Dance to Health
A pioneering project to tackle falls in older people
We all know the phrase ‘prevention is better than cure’ – and that’s exactly what Dance to Health aims to demonstrate. Falls in older people are a real concern and a high cost for our health services, so we have worked with partners to test a new approach to using dance as ‘prevention’ before the ‘cure’ is needed.
What we did
Dance to Health uses dance and two evidence-based falls prevention programmes, FaME and Otago. Led by arts charity Arts Enterprise with a Social Purpose (Aesop) in partnership with dance organisations across England including South East Dance, a six-month pilot began in November 2015 in Oxfordshire with lead artist Angela Conlan. Under Angela’s guidance, dance artists, Rhonda Sparrey and Paula Bailey, led and developed twice-weekly creative classes in two health and well-being centres to build confidence, balance, flexibility and friendships with the participants.

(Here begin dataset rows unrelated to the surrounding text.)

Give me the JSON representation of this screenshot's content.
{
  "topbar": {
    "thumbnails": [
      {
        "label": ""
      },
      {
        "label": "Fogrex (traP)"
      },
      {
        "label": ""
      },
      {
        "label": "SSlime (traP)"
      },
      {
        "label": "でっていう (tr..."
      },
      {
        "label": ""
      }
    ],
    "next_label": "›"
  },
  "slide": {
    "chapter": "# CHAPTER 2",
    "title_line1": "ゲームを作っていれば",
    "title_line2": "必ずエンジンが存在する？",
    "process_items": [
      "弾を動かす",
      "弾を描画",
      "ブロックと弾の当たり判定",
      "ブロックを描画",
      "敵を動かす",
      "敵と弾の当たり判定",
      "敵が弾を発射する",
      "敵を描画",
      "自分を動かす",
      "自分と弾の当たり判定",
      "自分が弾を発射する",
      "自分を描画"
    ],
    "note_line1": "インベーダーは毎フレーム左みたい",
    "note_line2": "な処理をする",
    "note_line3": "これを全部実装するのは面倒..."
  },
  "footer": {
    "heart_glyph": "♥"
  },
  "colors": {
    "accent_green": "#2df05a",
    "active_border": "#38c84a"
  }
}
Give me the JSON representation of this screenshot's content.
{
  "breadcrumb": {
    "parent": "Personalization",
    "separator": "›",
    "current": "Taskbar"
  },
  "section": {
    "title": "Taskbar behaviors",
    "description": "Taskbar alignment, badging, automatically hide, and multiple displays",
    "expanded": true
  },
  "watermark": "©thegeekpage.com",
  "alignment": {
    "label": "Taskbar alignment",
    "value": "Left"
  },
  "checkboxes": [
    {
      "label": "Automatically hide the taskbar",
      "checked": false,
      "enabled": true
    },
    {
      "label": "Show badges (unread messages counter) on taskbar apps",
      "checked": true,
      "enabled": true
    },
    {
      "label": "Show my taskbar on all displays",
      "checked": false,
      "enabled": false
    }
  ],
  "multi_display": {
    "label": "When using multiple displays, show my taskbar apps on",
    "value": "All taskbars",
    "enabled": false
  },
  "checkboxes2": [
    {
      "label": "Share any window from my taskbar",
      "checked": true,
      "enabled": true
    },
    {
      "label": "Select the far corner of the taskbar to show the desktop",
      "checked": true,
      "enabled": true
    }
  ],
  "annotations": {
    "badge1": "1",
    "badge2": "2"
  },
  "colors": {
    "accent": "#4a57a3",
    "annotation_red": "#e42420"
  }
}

“ I hope this programme continues and thrives as its benefits are not just withphysical health but also contribute to mental well-being, dispelling social isolation and building friendship groups among those finding it difficult to have opportunities to be interactive with others.”
Bernadette Balfe, Peer Motivator Dance to Health Banbury
What we achieved
At the end of the pilot, participants came together for a joyful celebration of the positive effects of the programme. The pilot created 989 opportunities for older people to experience the health and well-being benefits of dance and in Oxfordshire we achieved a 73% participant completion rate – the highest in the national programme. The average national completion rate for FaME and Otago programmes without Dance to Health is just 40%. As of summer 2016, Aesop are working with Clinical Commissioning Groups and other potential funders to roll out the programme more widely in the future.
“73% is a pretty amazing result. None of our other research projects boast such a high adherence rate to creative activities. So very well done indeed!”
Dr Trish Vella-Burrows RN PhD BA (Hons) FRSPH Deputy
Director, Sidney De Haan Research Centre for Arts & Health
Linda is retired and from Abingdon. Before taking part in Dance to Health, Linda had a knee replacement – it didn’t go too well and she really struggled with mobility in her daily life afterwards. Using stairs, for example, was a regular challenge. And in spite of having physiotherapy, her quest for increased mobility and the freedom that goes with it was slow.
It took persuasion from a friend to convince Linda to join the Dance to Health classes - she had never danced before, so wasn’t keen. But after the first class, everything changed…
“Before the project, I wouldn’t have thought of it (dance) – absolutely no way. When I retired, I just went to the gym and did an aerobics class, but had to stop that because of my knee. Now the classes have given me a lot more mobility – I love it!
After six months of dance and movement sessions through Dance to Health, Linda found a new lease of life. She has developed the mobility to climb stairs again, discovered a new circle of friends and is determined to keep dancing.
“I’ve been on my own for 17 years – in other social situations I feel like the odd one out, but at the classes I’m not. The fact that you can exercise with others makes it fun – it’s the social side of it as much as anything else. We do have a laugh!”
Linda enjoyed the classes so much that she travelled to the Southbank Centre in London to speak about her experience to arts and health professionals at the first national Arts in Health Conference & Showcase, organised by Aesop – something she never dreamt she’d have the opportunity or confidence to do.
“There are lots of things that I wouldn’t do before that I am doing now. The experience has been wonderful – it’s made me feel alive!